Coach class used to be the great equalizer.
There are the premium coach passengers up front, who enjoy basic perks that once upon a time, were available to everyone on board.
Then, there are the unwashed masses in "REALLY coach," looking with envy toward the folks ahead of them in premium.
Recently, American Airlines made an announcement that made the division between the two coaches even more stark.
But it turns out they also made a decision that sort of upends the whole model.
First, the new perks, then the upending.
Passengers in the premium economy section that American calls Main Cabin Extra will be entitled to free alcoholic drinks, plus dedicated overhead bin space.
The bin space is on the honor system, as my colleague Chris Matyszczyk reports.
Meantime, the upending also has to do with the honor system.
Because American says that when passengers from "REALLY coach" spot empty seats in Main Cabin Extra and rush to grab them, they won't be stopped.
Instead, they'll be allowed to settle into the roomier seats, and enjoy the free booze and the baggage space, even though they didn't pay for any of it.
This isn't really a matter of turning a blind eye, either.

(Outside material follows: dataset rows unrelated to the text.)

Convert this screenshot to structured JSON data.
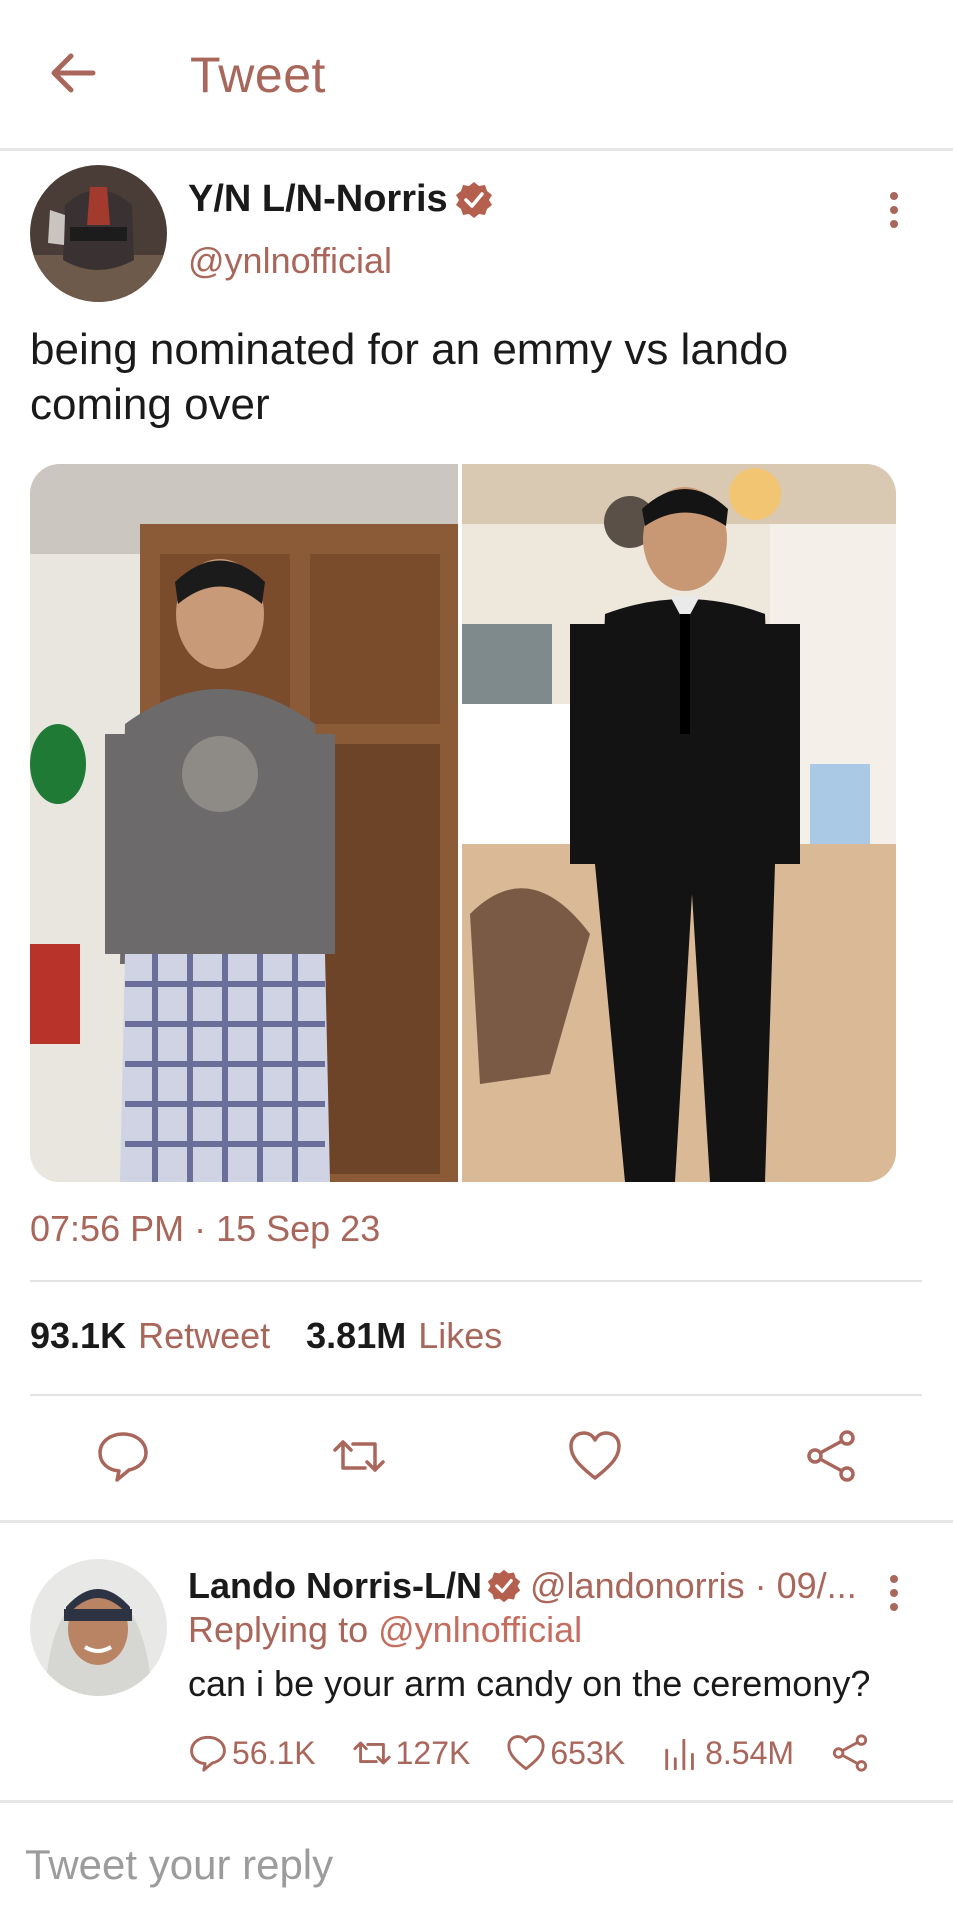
{
  "header": {
    "title": "Tweet"
  },
  "tweet": {
    "author_name": "Y/N L/N-Norris",
    "handle": "@ynlnofficial",
    "text": "being nominated for an emmy vs lando coming over",
    "timestamp": "07:56 PM · 15 Sep 23",
    "retweets": "93.1K",
    "retweets_label": "Retweet",
    "likes": "3.81M",
    "likes_label": "Likes"
  },
  "reply": {
    "author_name": "Lando Norris-L/N",
    "meta": "@landonorris · 09/...",
    "replying_prefix": "Replying to",
    "replying_to": "@ynlnofficial",
    "text": "can i be your arm candy on the ceremony?",
    "comments": "56.1K",
    "retweets": "127K",
    "likes": "653K",
    "views": "8.54M"
  },
  "composer": {
    "placeholder": "Tweet your reply"
  },
  "colors": {
    "accent": "#a9665b",
    "badge": "#b5604f",
    "muted": "#9c9c9c"
  },
  "icons": [
    "back-arrow-icon",
    "verified-badge-icon",
    "more-vertical-icon",
    "reply-icon",
    "retweet-icon",
    "like-icon",
    "share-icon",
    "views-icon"
  ]
}
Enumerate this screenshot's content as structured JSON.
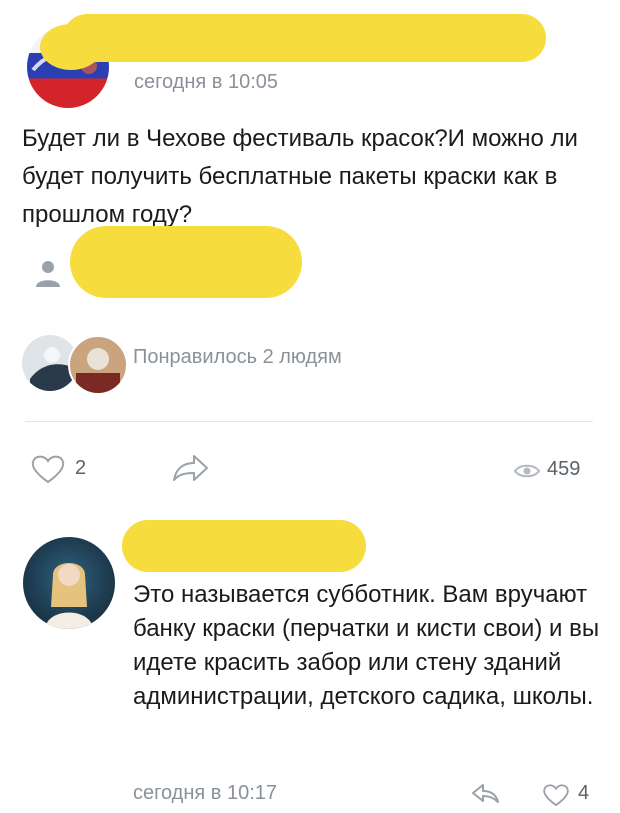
{
  "post": {
    "time": "сегодня в 10:05",
    "text": "Будет ли в Чехове фестиваль красок?И можно ли будет получить бесплатные пакеты краски как в прошлом году?",
    "likes_text": "Понравилось 2 людям"
  },
  "actions": {
    "like_count": "2",
    "views_count": "459"
  },
  "comment": {
    "text": "Это называется субботник. Вам вручают банку краски (перчатки и кисти свои) и вы идете красить забор или стену зданий администрации, детского садика, школы.",
    "time": "сегодня в 10:17",
    "like_count": "4"
  },
  "colors": {
    "redaction": "#f7dc3e",
    "muted_text": "#8a9199",
    "icon_gray": "#9aa1a8"
  },
  "icons": [
    "heart-icon",
    "share-icon",
    "eye-icon",
    "reply-icon",
    "user-icon"
  ]
}
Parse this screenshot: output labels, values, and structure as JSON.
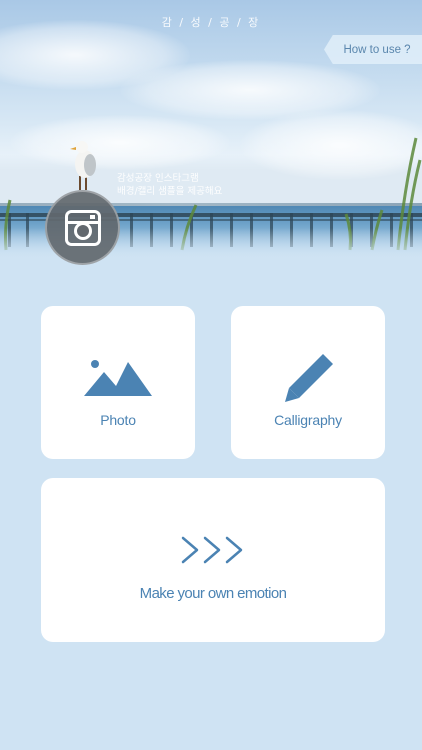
{
  "app": {
    "title": "감 / 성 / 공 / 장"
  },
  "header": {
    "help_label": "How to use ?"
  },
  "promo": {
    "line1": "감성공장 인스타그램",
    "line2": "배경/캘리 샘플을 제공해요",
    "button_icon": "instagram-icon"
  },
  "menu": {
    "photo": {
      "label": "Photo",
      "icon": "mountain-image-icon"
    },
    "calligraphy": {
      "label": "Calligraphy",
      "icon": "pencil-icon"
    },
    "make": {
      "label": "Make your own emotion",
      "icon": "triple-chevron-right-icon"
    }
  },
  "colors": {
    "background": "#cfe3f3",
    "accent": "#4b83b3",
    "card": "#ffffff",
    "badge": "#62686e"
  }
}
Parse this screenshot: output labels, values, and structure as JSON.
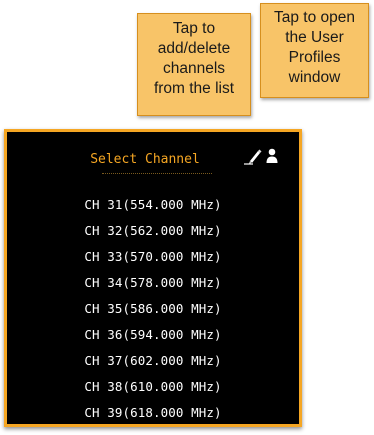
{
  "callouts": {
    "edit": "Tap to\nadd/delete\nchannels\nfrom the list",
    "profiles": "Tap to open\nthe User\nProfiles\nwindow"
  },
  "panel": {
    "title": "Select Channel",
    "edit_icon": "pencil-icon",
    "profile_icon": "user-icon",
    "accent_color": "#f5a623"
  },
  "channels": [
    "CH 31(554.000 MHz)",
    "CH 32(562.000 MHz)",
    "CH 33(570.000 MHz)",
    "CH 34(578.000 MHz)",
    "CH 35(586.000 MHz)",
    "CH 36(594.000 MHz)",
    "CH 37(602.000 MHz)",
    "CH 38(610.000 MHz)",
    "CH 39(618.000 MHz)"
  ]
}
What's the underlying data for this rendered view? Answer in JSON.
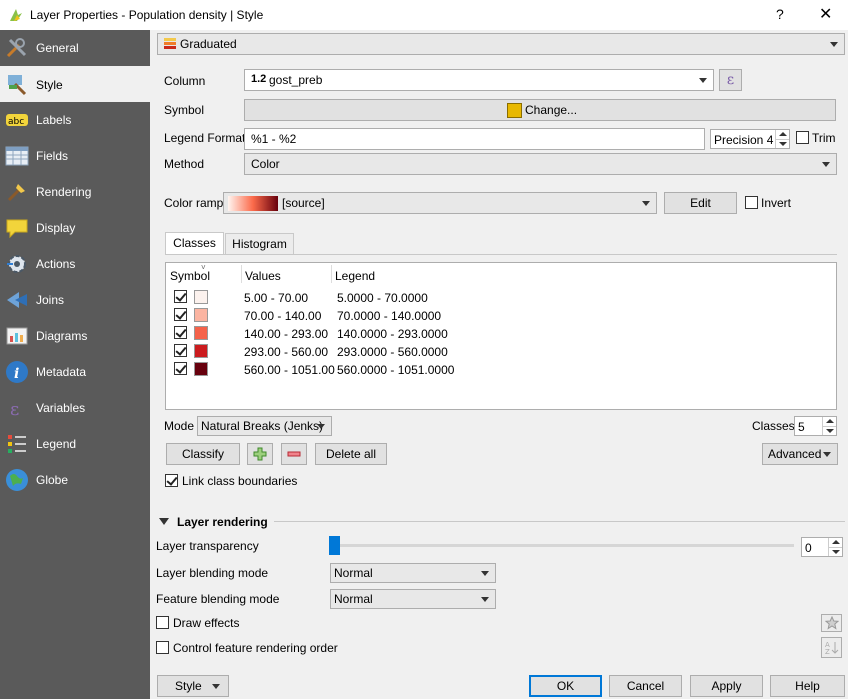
{
  "window": {
    "title": "Layer Properties - Population density | Style",
    "help": "?",
    "close": "✕"
  },
  "sidebar": {
    "items": [
      {
        "label": "General",
        "icon": "tools-icon"
      },
      {
        "label": "Style",
        "icon": "paintbrush-icon"
      },
      {
        "label": "Labels",
        "icon": "abc-label-icon"
      },
      {
        "label": "Fields",
        "icon": "table-icon"
      },
      {
        "label": "Rendering",
        "icon": "brush-icon"
      },
      {
        "label": "Display",
        "icon": "speech-bubble-icon"
      },
      {
        "label": "Actions",
        "icon": "gear-icon"
      },
      {
        "label": "Joins",
        "icon": "join-icon"
      },
      {
        "label": "Diagrams",
        "icon": "diagram-icon"
      },
      {
        "label": "Metadata",
        "icon": "info-icon"
      },
      {
        "label": "Variables",
        "icon": "epsilon-icon"
      },
      {
        "label": "Legend",
        "icon": "legend-icon"
      },
      {
        "label": "Globe",
        "icon": "globe-icon"
      }
    ],
    "active_index": 1
  },
  "renderer": {
    "value": "Graduated"
  },
  "form": {
    "column_label": "Column",
    "column_type": "1.2",
    "column_value": "gost_preb",
    "expression_symbol": "ε",
    "symbol_label": "Symbol",
    "symbol_button": "Change...",
    "symbol_color": "#e8b800",
    "legend_format_label": "Legend Format",
    "legend_format_value": "%1 - %2",
    "precision_label": "Precision 4",
    "trim_label": "Trim",
    "method_label": "Method",
    "method_value": "Color",
    "color_ramp_label": "Color ramp",
    "color_ramp_value": "[source]",
    "edit_button": "Edit",
    "invert_label": "Invert"
  },
  "tabs": [
    {
      "label": "Classes",
      "active": true
    },
    {
      "label": "Histogram",
      "active": false
    }
  ],
  "classes_table": {
    "headers": [
      "Symbol",
      "Values",
      "Legend"
    ],
    "rows": [
      {
        "color": "#fcf2ee",
        "values": "5.00 - 70.00",
        "legend": "5.0000 - 70.0000",
        "checked": true
      },
      {
        "color": "#fbb4a1",
        "values": "70.00 - 140.00",
        "legend": "70.0000 - 140.0000",
        "checked": true
      },
      {
        "color": "#f5624a",
        "values": "140.00 - 293.00",
        "legend": "140.0000 - 293.0000",
        "checked": true
      },
      {
        "color": "#cb1b1e",
        "values": "293.00 - 560.00",
        "legend": "293.0000 - 560.0000",
        "checked": true
      },
      {
        "color": "#67000d",
        "values": "560.00 - 1051.00",
        "legend": "560.0000 - 1051.0000",
        "checked": true
      }
    ]
  },
  "mode": {
    "label": "Mode",
    "value": "Natural Breaks (Jenks)",
    "classes_label": "Classes",
    "classes_value": "5"
  },
  "actions": {
    "classify": "Classify",
    "add_icon": "plus-icon",
    "remove_icon": "minus-icon",
    "delete_all": "Delete all",
    "advanced": "Advanced",
    "link_boundaries": "Link class boundaries"
  },
  "layer_rendering": {
    "header": "Layer rendering",
    "transparency_label": "Layer transparency",
    "transparency_value": "0",
    "blending_label": "Layer blending mode",
    "blending_value": "Normal",
    "feature_blending_label": "Feature blending mode",
    "feature_blending_value": "Normal",
    "draw_effects_label": "Draw effects",
    "control_order_label": "Control feature rendering order"
  },
  "footer": {
    "style": "Style",
    "ok": "OK",
    "cancel": "Cancel",
    "apply": "Apply",
    "help": "Help"
  },
  "colors": {
    "accent": "#0078d7",
    "sidebar_bg": "#5a5a5a"
  }
}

In fact, American's specifically says passengers are allowed to improve their station in life by moving up to Main Cabin Extra (aka, "MCE")--at least according to a copy of the guidance it issued to its flight crews, which was obtained by View From the Wing:
Outside of complimentary beer, wine and spirits, what does MCE include?
In addition to complimentary beer, wine and spirits, MCE seats will receive preferential boarding, additional legroom, and reserved overhead bin space.
Can customers move into open MCE seats once boarding is complete?
Yes. Once the door is closed, customers are allowed to move to any available seat within their ticketed cabin (no change to current procedure).
Other airlines put their flight attendants in the position of having to act like traffic cops when "REALLY coach" passengers try to promote themselves to the class of travel formerly known as coach.
Last year, for example, United Airlines kicked a couple who were traveling to their wedding off a plane for trying to move from basic economy to premium.
Things did not end well. (It's disputed whether the airline called the cops.)
So, one might guess that American's flight attendants are happy with the new policy, assuming they would rather not have to play police at 30,000 feet. But is the decision a a good thing for passengers?
Certainly it's a benefit for the folks in "REALLY coach"--except that they'll now be participants in an airborne Hunger Games, where people jockey and race from the back of the plane to the "free booze and more legroom section" in the front, as soon as the doors close.
And woe to the passengers who actually paid for Main Cabin Extra seats, who will now find that they could possibly have had the extra perks for free if they'd bought cheaper, "REALLY coach" tickets, and then just sprinted to the front of the plane.
They'll also be robbed of one of life's sublime pleasures, which when you book a flight and find upon boarding that the seat next to you is empty.
Not for long, not on American in MCE anyway.
But that also means some lucky "REALLY coach" passengers will wind up with two seats on flights that aren't full--since their would-be seat mates will now be enjoying free drinks and more legroom in MCE.
Where do you come down on the issue? Pro-premium, or in the corner of "REALLY coach" passengers?
Let us know in the comments. And have a safe flight.